AURORA, Colo. (CBS4)– The victim of a lotto scam wasn’t replying to emails on her computer or even answering the phone– she claims she was targeted in person.
The victim, identified only as “Jane” was buying groceries at a Sprouts Market in Aurora when she was approached by a woman speaking broken English who said she needed help. Before the end of the day Jane had been scammed out of $11,000.
The female suspect was with a man who the victim would later learn was an accomplice. The woman said she needed help to collect winnings from her lottery ticket.
“That’s why I trusted them. They both looked so honest, very honest, they just needed help,” said Jane.
Jane said the man pretended to call someone from the lottery to verify the numbers. He came back with instructions.

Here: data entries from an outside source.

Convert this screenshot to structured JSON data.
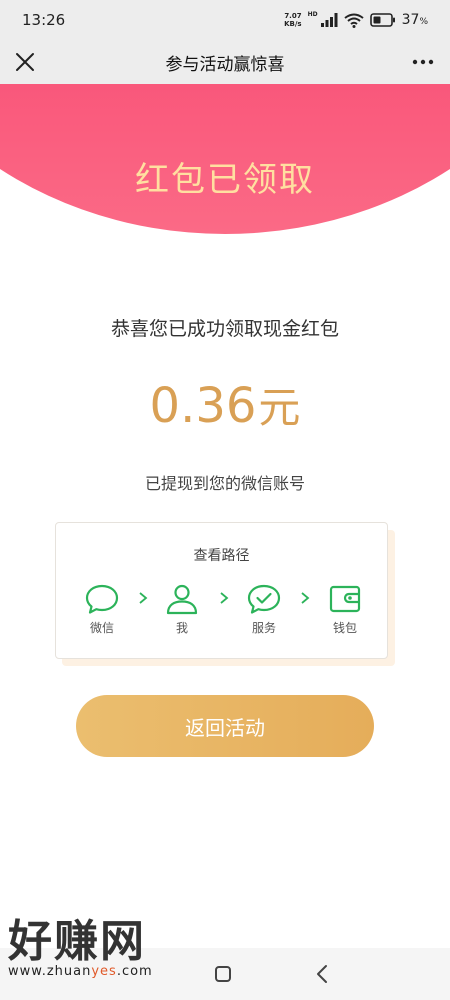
{
  "status_bar": {
    "time": "13:26",
    "net_speed_value": "7.07",
    "net_speed_unit": "KB/s",
    "hd": "HD",
    "battery_percent": "37",
    "battery_unit": "%"
  },
  "nav": {
    "title": "参与活动赢惊喜",
    "close_icon": "close-icon",
    "more_icon": "more-icon"
  },
  "banner": {
    "title": "红包已领取"
  },
  "result": {
    "congrats": "恭喜您已成功领取现金红包",
    "amount": "0.36",
    "unit": "元",
    "withdrawn_note": "已提现到您的微信账号"
  },
  "path_card": {
    "title": "查看路径",
    "steps": [
      {
        "label": "微信",
        "icon": "chat-bubble-icon"
      },
      {
        "label": "我",
        "icon": "user-icon"
      },
      {
        "label": "服务",
        "icon": "check-bubble-icon"
      },
      {
        "label": "钱包",
        "icon": "wallet-icon"
      }
    ]
  },
  "return_button": {
    "label": "返回活动"
  },
  "watermark": {
    "logo": "好赚网",
    "url_prefix": "www.zhuan",
    "url_highlight": "yes",
    "url_suffix": ".com"
  },
  "colors": {
    "banner": "#f63f66",
    "banner_title": "#ffdfa0",
    "amount": "#d9a055",
    "button": "#e8b463",
    "icon_green": "#2cb35a"
  }
}
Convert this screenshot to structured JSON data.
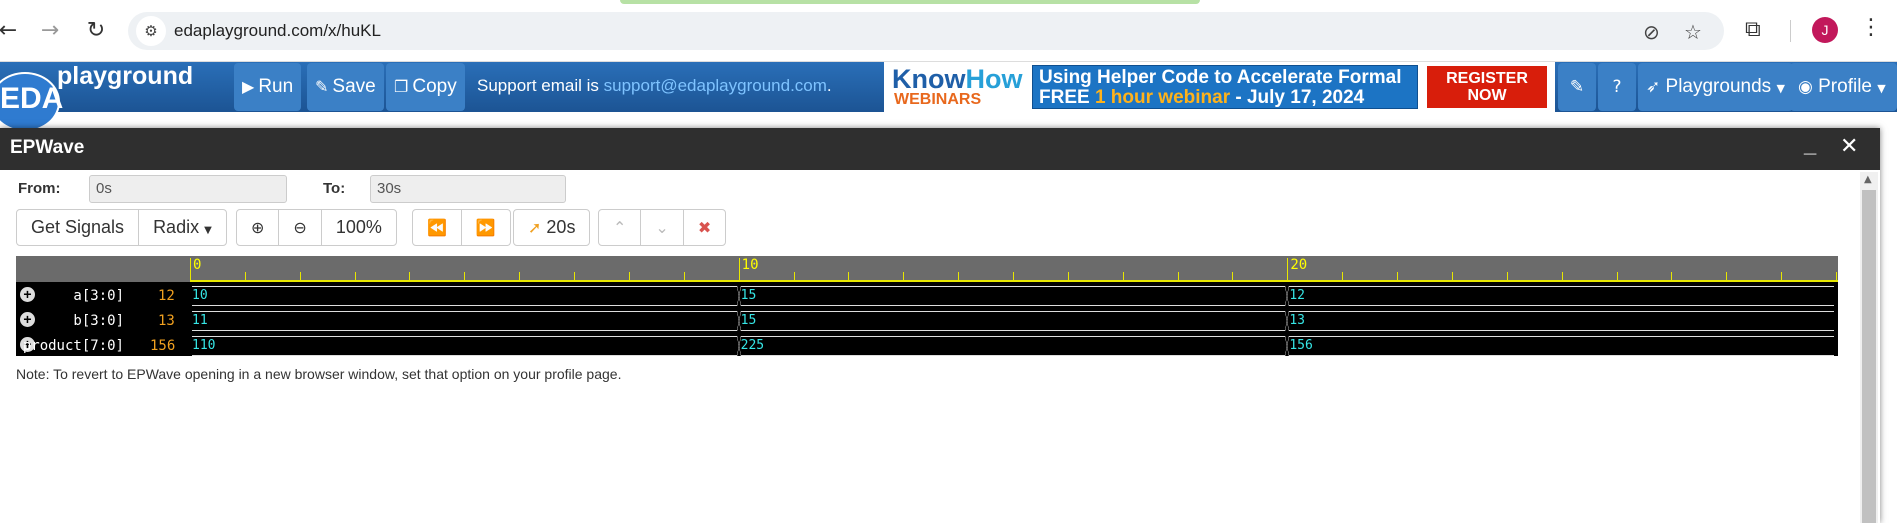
{
  "browser": {
    "url": "edaplayground.com/x/huKL",
    "avatar_letter": "J",
    "icons": [
      "back-icon",
      "forward-icon",
      "reload-icon",
      "site-info-icon",
      "eye-off-icon",
      "star-icon",
      "extensions-icon",
      "kebab-menu-icon"
    ]
  },
  "toolbar": {
    "logo_eda": "EDA",
    "logo_playground": "playground",
    "run_label": "Run",
    "save_label": "Save",
    "copy_label": "Copy",
    "support_text": "Support email is ",
    "support_email": "support@edaplayground.com",
    "support_end": ".",
    "playgrounds_label": "Playgrounds",
    "profile_label": "Profile"
  },
  "banner": {
    "brand_a": "Know",
    "brand_b": "How",
    "webinars": "WEBINARS",
    "line1": "Using Helper Code to Accelerate Formal",
    "line2_a": "FREE ",
    "line2_b": "1 hour webinar",
    "line2_c": " - July 17, 2024",
    "register_1": "REGISTER",
    "register_2": "NOW"
  },
  "epwave": {
    "title": "EPWave",
    "from_label": "From:",
    "from_value": "0s",
    "to_label": "To:",
    "to_value": "30s",
    "get_signals": "Get Signals",
    "radix": "Radix",
    "zoom_level": "100%",
    "cursor_time": "20s",
    "note": "Note: To revert to EPWave opening in a new browser window, set that option on your profile page."
  },
  "waveform": {
    "time_max": 30,
    "major_ticks": [
      {
        "t": 0,
        "label": "0"
      },
      {
        "t": 10,
        "label": "10"
      },
      {
        "t": 20,
        "label": "20"
      }
    ],
    "signals": [
      {
        "name": "a[3:0]",
        "cursor_value": "12",
        "segments": [
          {
            "start": 0,
            "end": 10,
            "value": "10"
          },
          {
            "start": 10,
            "end": 20,
            "value": "15"
          },
          {
            "start": 20,
            "end": 30,
            "value": "12"
          }
        ]
      },
      {
        "name": "b[3:0]",
        "cursor_value": "13",
        "segments": [
          {
            "start": 0,
            "end": 10,
            "value": "11"
          },
          {
            "start": 10,
            "end": 20,
            "value": "15"
          },
          {
            "start": 20,
            "end": 30,
            "value": "13"
          }
        ]
      },
      {
        "name": "product[7:0]",
        "cursor_value": "156",
        "segments": [
          {
            "start": 0,
            "end": 10,
            "value": "110"
          },
          {
            "start": 10,
            "end": 20,
            "value": "225"
          },
          {
            "start": 20,
            "end": 30,
            "value": "156"
          }
        ]
      }
    ],
    "colors": {
      "value_text": "#36e6e6",
      "ruler_text": "#ffff00",
      "cursor_value": "#f0a020"
    }
  }
}
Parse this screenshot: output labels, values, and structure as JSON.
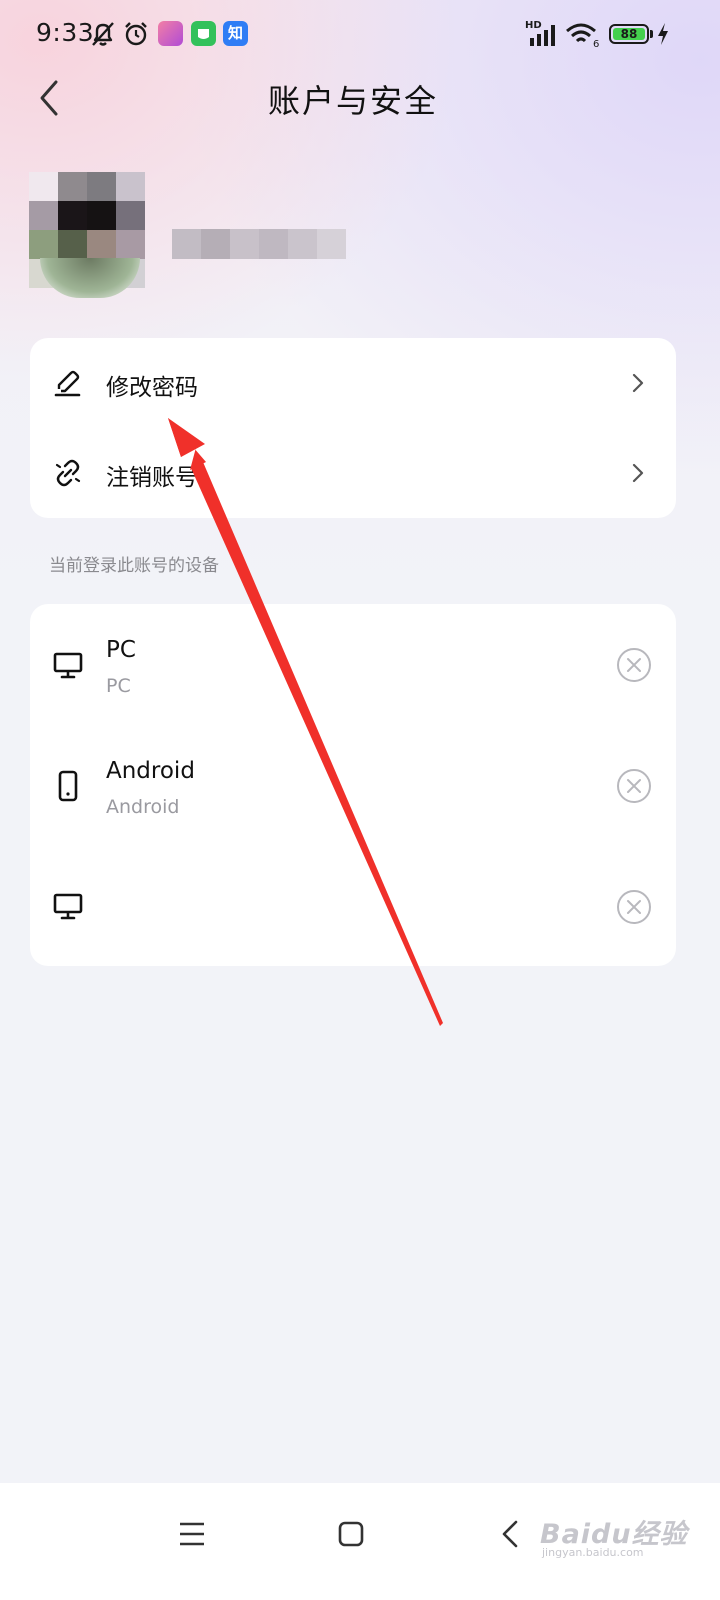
{
  "status_bar": {
    "time": "9:33",
    "app_badge_zhihu": "知",
    "hd_label": "HD",
    "battery_level": "88",
    "icons": [
      "mute-bell-icon",
      "alarm-icon",
      "app-icon",
      "app-icon",
      "zhihu-icon",
      "signal-icon",
      "wifi-icon",
      "battery-icon",
      "charging-icon"
    ]
  },
  "header": {
    "title": "账户与安全",
    "back_icon": "chevron-left-icon"
  },
  "account_actions": [
    {
      "label": "修改密码",
      "icon": "edit-pencil-icon"
    },
    {
      "label": "注销账号",
      "icon": "unlink-icon"
    }
  ],
  "devices_section": {
    "label": "当前登录此账号的设备",
    "devices": [
      {
        "name": "PC",
        "subtitle": "PC",
        "icon": "monitor-icon"
      },
      {
        "name": "Android",
        "subtitle": "Android",
        "icon": "phone-icon"
      },
      {
        "name": "",
        "subtitle": "",
        "icon": "monitor-icon"
      }
    ]
  },
  "nav_bar": {
    "icons": [
      "menu-icon",
      "home-square-icon",
      "back-triangle-icon"
    ]
  },
  "watermark": {
    "main": "Baidu经验",
    "sub": "jingyan.baidu.com"
  },
  "colors": {
    "annotation_arrow": "#f0302a",
    "battery_fill": "#44d04e",
    "background": "#f2f3f8"
  }
}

“Yes those were the numbers, this is what you have to do because you’re an illegal. You can’t get your green card today but you need somebody to vouch for you,” said Jane.
Jane said the man agreed to help the woman so then Jane decided to help as well. She thought the woman needed money for a transaction fee.
Jane went to several banks, including Bellco Credit Union, and gathered together $11,000.
The man claimed they would need paperwork from an Office Depot. While he went inside the woman asked Jane for a favor, a bottle of water from Sprouts to quench her thirst. Jane left her money in the car with the woman.
“I came back out with the water for the three of us and she was gone and he was gone,” said Jane.
That’s when she realized she had been scammed despite the woman’s genuine demeanor.
“She would reach up and hold my hand, thanking me, she said, ‘I need to get back to Argentina where my parents live,'” said Jane.
Jane said she hopes her story will help others avoid being scammed in the future.
“Be aware, be aware. Anytime anyone asks you for anything, just question it, be aware,” said Jane.
Police in Aurora said they had a very similar case last month where a woman lost $3,500. They believe another case in Fort Collins might also be connected. That case involved the loss of more than $22,000.